▶ [Information given]:

•••••

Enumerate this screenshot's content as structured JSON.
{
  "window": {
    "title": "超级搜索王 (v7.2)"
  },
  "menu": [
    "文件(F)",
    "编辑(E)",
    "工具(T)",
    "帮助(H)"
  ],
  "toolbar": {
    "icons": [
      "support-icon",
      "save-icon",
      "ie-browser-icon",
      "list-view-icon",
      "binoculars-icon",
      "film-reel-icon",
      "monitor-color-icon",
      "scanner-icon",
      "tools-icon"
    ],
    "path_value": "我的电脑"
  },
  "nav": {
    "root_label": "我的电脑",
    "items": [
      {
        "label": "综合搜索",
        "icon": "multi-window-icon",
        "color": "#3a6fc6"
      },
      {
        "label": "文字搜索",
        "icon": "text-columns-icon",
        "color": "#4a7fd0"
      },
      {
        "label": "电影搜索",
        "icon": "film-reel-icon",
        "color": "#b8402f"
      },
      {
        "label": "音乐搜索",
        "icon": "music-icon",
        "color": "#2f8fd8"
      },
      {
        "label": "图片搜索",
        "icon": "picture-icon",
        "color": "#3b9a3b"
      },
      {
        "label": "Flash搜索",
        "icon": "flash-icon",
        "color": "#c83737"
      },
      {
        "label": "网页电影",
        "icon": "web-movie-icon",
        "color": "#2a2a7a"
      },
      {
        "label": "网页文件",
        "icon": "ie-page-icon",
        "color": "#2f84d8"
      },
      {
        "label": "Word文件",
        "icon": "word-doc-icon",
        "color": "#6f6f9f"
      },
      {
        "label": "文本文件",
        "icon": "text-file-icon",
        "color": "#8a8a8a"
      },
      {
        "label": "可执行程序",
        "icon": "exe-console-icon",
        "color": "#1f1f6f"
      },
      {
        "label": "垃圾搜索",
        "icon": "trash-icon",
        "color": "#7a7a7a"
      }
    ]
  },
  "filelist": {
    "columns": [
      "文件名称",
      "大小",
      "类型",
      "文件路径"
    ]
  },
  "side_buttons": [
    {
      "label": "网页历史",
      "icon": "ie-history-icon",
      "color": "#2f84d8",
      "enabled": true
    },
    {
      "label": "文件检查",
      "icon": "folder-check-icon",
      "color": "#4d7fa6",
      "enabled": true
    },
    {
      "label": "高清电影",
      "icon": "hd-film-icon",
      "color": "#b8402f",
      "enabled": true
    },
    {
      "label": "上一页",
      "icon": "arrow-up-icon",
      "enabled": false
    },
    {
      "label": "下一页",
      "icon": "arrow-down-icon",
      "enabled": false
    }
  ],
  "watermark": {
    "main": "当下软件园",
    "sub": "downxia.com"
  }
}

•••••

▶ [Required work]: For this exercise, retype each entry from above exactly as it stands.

▶ [Result of the task]:
Enumerate this screenshot's content as structured JSON.
{
  "window": {
    "title": "超级搜索王 (v7.2)"
  },
  "menu": [
    "文件(F)",
    "编辑(E)",
    "工具(T)",
    "帮助(H)"
  ],
  "toolbar": {
    "icons": [
      "support-icon",
      "save-icon",
      "ie-browser-icon",
      "list-view-icon",
      "binoculars-icon",
      "film-reel-icon",
      "monitor-color-icon",
      "scanner-icon",
      "tools-icon"
    ],
    "path_value": "我的电脑"
  },
  "nav": {
    "root_label": "我的电脑",
    "items": [
      {
        "label": "综合搜索",
        "icon": "multi-window-icon",
        "color": "#3a6fc6"
      },
      {
        "label": "文字搜索",
        "icon": "text-columns-icon",
        "color": "#4a7fd0"
      },
      {
        "label": "电影搜索",
        "icon": "film-reel-icon",
        "color": "#b8402f"
      },
      {
        "label": "音乐搜索",
        "icon": "music-icon",
        "color": "#2f8fd8"
      },
      {
        "label": "图片搜索",
        "icon": "picture-icon",
        "color": "#3b9a3b"
      },
      {
        "label": "Flash搜索",
        "icon": "flash-icon",
        "color": "#c83737"
      },
      {
        "label": "网页电影",
        "icon": "web-movie-icon",
        "color": "#2a2a7a"
      },
      {
        "label": "网页文件",
        "icon": "ie-page-icon",
        "color": "#2f84d8"
      },
      {
        "label": "Word文件",
        "icon": "word-doc-icon",
        "color": "#6f6f9f"
      },
      {
        "label": "文本文件",
        "icon": "text-file-icon",
        "color": "#8a8a8a"
      },
      {
        "label": "可执行程序",
        "icon": "exe-console-icon",
        "color": "#1f1f6f"
      },
      {
        "label": "垃圾搜索",
        "icon": "trash-icon",
        "color": "#7a7a7a"
      }
    ]
  },
  "filelist": {
    "columns": [
      "文件名称",
      "大小",
      "类型",
      "文件路径"
    ]
  },
  "side_buttons": [
    {
      "label": "网页历史",
      "icon": "ie-history-icon",
      "color": "#2f84d8",
      "enabled": true
    },
    {
      "label": "文件检查",
      "icon": "folder-check-icon",
      "color": "#4d7fa6",
      "enabled": true
    },
    {
      "label": "高清电影",
      "icon": "hd-film-icon",
      "color": "#b8402f",
      "enabled": true
    },
    {
      "label": "上一页",
      "icon": "arrow-up-icon",
      "enabled": false
    },
    {
      "label": "下一页",
      "icon": "arrow-down-icon",
      "enabled": false
    }
  ],
  "watermark": {
    "main": "当下软件园",
    "sub": "downxia.com"
  }
}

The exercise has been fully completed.